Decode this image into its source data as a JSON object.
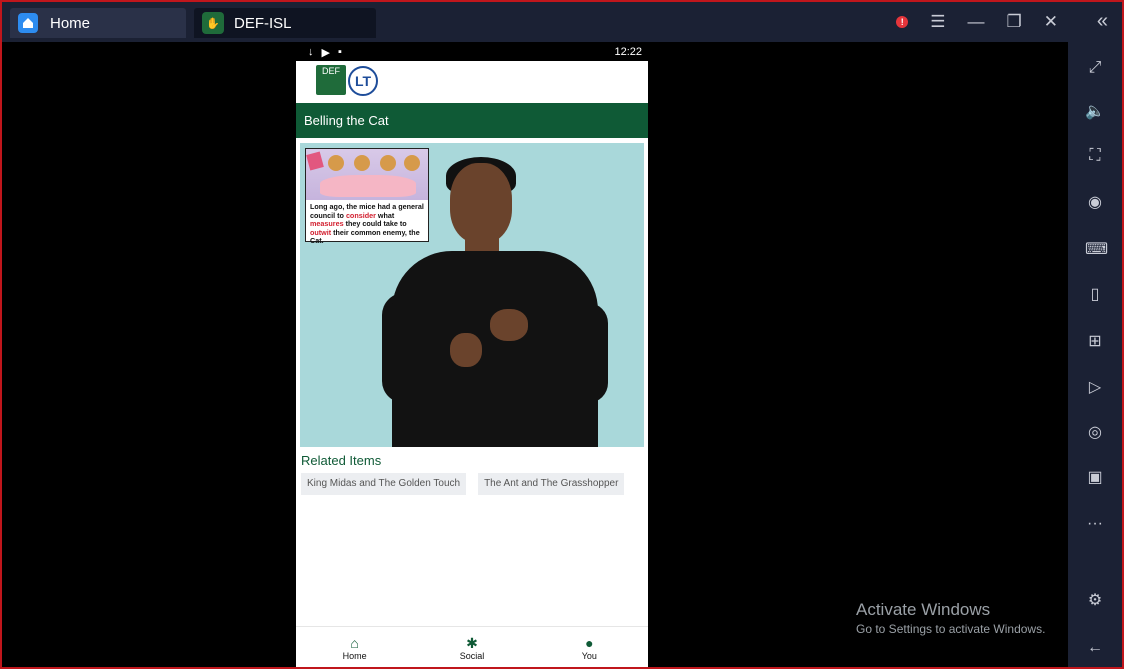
{
  "titlebar": {
    "tabs": [
      {
        "label": "Home",
        "icon": "home-icon"
      },
      {
        "label": "DEF-ISL",
        "icon": "def-app-icon"
      }
    ],
    "controls": [
      "alert-icon",
      "menu-icon",
      "minimize-icon",
      "restore-icon",
      "close-icon"
    ],
    "alert_badge": "!",
    "collapse_glyph": "«"
  },
  "sidebar": {
    "buttons": [
      {
        "name": "fullscreen-icon",
        "glyph": "⤢"
      },
      {
        "name": "volume-icon",
        "glyph": "🔈"
      },
      {
        "name": "screen-select-icon",
        "glyph": "⛶"
      },
      {
        "name": "eye-icon",
        "glyph": "◉"
      },
      {
        "name": "keyboard-icon",
        "glyph": "⌨"
      },
      {
        "name": "phone-icon",
        "glyph": "▯"
      },
      {
        "name": "gamepad-icon",
        "glyph": "⊞"
      },
      {
        "name": "media-icon",
        "glyph": "▷"
      },
      {
        "name": "camera-icon",
        "glyph": "◎"
      },
      {
        "name": "record-icon",
        "glyph": "▣"
      },
      {
        "name": "more-icon",
        "glyph": "···"
      },
      {
        "name": "settings-icon",
        "glyph": "⚙"
      },
      {
        "name": "back-icon",
        "glyph": "←"
      }
    ]
  },
  "phone": {
    "status": {
      "time": "12:22",
      "icons": [
        "↓",
        "▶",
        "▪"
      ]
    },
    "logo_def": "DEF",
    "logo_lt": "LT",
    "story_title": "Belling the Cat",
    "story_text": {
      "p1": "Long ago, the mice had a general council to ",
      "w1": "consider",
      "p2": " what ",
      "w2": "measures",
      "p3": " they could take to ",
      "w3": "outwit",
      "p4": " their common enemy, the Cat."
    },
    "related_title": "Related Items",
    "related_items": [
      "King Midas and The Golden Touch",
      "The Ant and The Grasshopper"
    ],
    "nav": [
      {
        "label": "Home",
        "glyph": "⌂"
      },
      {
        "label": "Social",
        "glyph": "✱"
      },
      {
        "label": "You",
        "glyph": "●"
      }
    ]
  },
  "watermark": {
    "line1": "Activate Windows",
    "line2": "Go to Settings to activate Windows."
  },
  "colors": {
    "brand_green": "#0f5a36",
    "frame_red": "#c0161c",
    "chrome": "#1b2134"
  }
}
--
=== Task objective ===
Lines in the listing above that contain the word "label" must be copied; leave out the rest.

=== Answer section ===
        "label": "Home",
        "label": "DEF-ISL",
        "label": "Home",
        "label": "Social",
        "label": "You",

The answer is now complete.